You can play local video files by calling the
setMedia() method or by setting the
media property. Either accepts a File or Blob object. You can play a remote video by calling the
setUrl() method or by setting the
url property. Either accepts the URL of the media to play. (There's also a deprecated contentURL property, but you should use
url instead.) Finally, you can set the
autoplay property to
true to automatically play the video when the VideoPlayer is rendered.
The VideoPlayer is treated like a regular Titanium View. Thus, you can overlay images and views over the VideoPlayer by adding them to the view hierarchy. Like this:
Fullscreen and embedded players
On Android, the VideoPlayer must be used fullscreen. It cannot be embedded into a smaller view. This is because on Android, the VideoPlayer is not technically a proxy for a native view object like it is on iOS. Instead, creating the VideoPlayer fires an Intent which launches the native video player Activity. It's for this reason that on Android, you don't call
win.add(videoPlayer). If you did so, your app would throw an error and crash.
On iOS, you can embed the video player within a window or view; it doesn't have to be shown full size. Simply set
width properties on the VideoPlayer. To display the player fullscreen, you can set
You can control the way in which the video playback controls are shown for the player. You can "embed" the within the player, which removes them from the player's surrounding chrome giving more space to your video. You do so by setting the
movieControlStyle property, like this

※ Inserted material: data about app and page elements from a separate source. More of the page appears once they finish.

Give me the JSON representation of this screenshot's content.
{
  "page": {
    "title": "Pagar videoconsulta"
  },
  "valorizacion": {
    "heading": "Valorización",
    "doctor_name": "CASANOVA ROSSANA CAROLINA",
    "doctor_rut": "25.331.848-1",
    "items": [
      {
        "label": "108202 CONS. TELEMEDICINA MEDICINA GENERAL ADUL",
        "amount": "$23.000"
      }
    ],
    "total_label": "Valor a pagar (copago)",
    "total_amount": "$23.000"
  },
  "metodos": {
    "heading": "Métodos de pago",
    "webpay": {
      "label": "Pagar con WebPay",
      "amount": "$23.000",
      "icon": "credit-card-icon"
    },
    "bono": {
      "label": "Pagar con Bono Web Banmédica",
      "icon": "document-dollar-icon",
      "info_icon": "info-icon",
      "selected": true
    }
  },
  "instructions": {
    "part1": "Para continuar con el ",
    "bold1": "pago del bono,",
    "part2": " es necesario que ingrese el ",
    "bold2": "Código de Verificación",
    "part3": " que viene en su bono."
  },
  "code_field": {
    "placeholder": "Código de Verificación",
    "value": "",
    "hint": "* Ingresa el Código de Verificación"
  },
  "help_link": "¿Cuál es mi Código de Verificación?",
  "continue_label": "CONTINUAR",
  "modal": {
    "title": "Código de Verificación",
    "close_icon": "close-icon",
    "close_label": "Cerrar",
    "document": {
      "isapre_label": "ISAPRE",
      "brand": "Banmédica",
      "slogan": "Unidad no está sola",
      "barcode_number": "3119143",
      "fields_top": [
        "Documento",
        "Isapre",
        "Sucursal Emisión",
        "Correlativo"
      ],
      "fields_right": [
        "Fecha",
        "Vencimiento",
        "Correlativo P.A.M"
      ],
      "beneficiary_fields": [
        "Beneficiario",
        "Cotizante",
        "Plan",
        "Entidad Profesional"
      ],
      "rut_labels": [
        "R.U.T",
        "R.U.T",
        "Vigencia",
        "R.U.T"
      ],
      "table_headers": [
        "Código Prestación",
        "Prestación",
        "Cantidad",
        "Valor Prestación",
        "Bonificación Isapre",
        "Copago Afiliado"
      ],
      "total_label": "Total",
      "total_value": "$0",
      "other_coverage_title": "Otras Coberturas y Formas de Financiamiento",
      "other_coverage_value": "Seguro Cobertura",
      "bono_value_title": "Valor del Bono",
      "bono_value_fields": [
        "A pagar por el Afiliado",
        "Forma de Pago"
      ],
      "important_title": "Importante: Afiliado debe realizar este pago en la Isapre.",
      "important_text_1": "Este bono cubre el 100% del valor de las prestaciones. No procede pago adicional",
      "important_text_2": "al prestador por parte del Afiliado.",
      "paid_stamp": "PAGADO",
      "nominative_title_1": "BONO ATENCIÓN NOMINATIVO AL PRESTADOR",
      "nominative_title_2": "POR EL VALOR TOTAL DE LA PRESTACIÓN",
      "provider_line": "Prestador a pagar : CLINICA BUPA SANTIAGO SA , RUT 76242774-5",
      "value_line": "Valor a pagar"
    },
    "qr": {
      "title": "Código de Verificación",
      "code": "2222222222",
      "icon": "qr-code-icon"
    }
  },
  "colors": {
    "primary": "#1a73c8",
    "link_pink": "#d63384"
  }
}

The VideoPlayer supports quite a few events that you can use to control the playback experience. See the
Ti.Media.VideoPlayer API docs page for full information. But here are a few of the events you might monitor:
complete– fired when the playback ends or the user exits playback, use the
e.reasonproperty to determine the actual stop condition, such as
load– fired when the movie finishes loading
fullscreen– fired when the movie changes to or from fullscreen, use the
e.enteringproperty to determine if the player is entering or leaving fullscreen mode
A technique you should consider is stopping the movie when the video it's embedded in closes. You can do that simply with code like this:
In this activity, you will write a simple app to stream a movie from a remote URL.
- Create a new Titanium Mobile app. Delete all of the code from the app.js file.
- Define a window with a black background. Optionally, set the orientation of the window to landscape.
- Define a VideoPlayer with these characteristics:
- backgroundColor = black
- default video controls (not embedded)
- scalingMode = fill the screen
- Play the http://assets.appcelerator.com.s3.amazonaws.com/video/media.m4v movie. Depending on your Android environment, that movie might not play well (due to encoding issues from the creation process). If you have playback troubles, you can play http://assets.appcelerator.com.s3.amazonaws.com/video/media.3gp on Android instead.
- Add the branching logic so that on iOS you add the VideoPlayer to the window object.
- Add the code to play the video stream and open the window.
- Build and test your app in the simulator/emulator or on device.
Windows development considerations
In order to enable camera and audio recording for Windows Phone, you need to provide appropriate Capabilities in your
tiapp.xml. Windows Phone users are prompted to grant or deny permission when your application attempt to use it.
Grant access to video stream and audio stream
Grant access to music library
References and further reading
- Finished code
- API docs: Ti.Media.VideoPlayer
- iOS Developer Docs: Supported video formats
- Android Developer Docs: Supported media formats
- Windows 10 Mobile: Audio, video, and camera
In this chapter, you learned how you can embed videos within your apps. You saw how to play both local files and how to stream remote videos.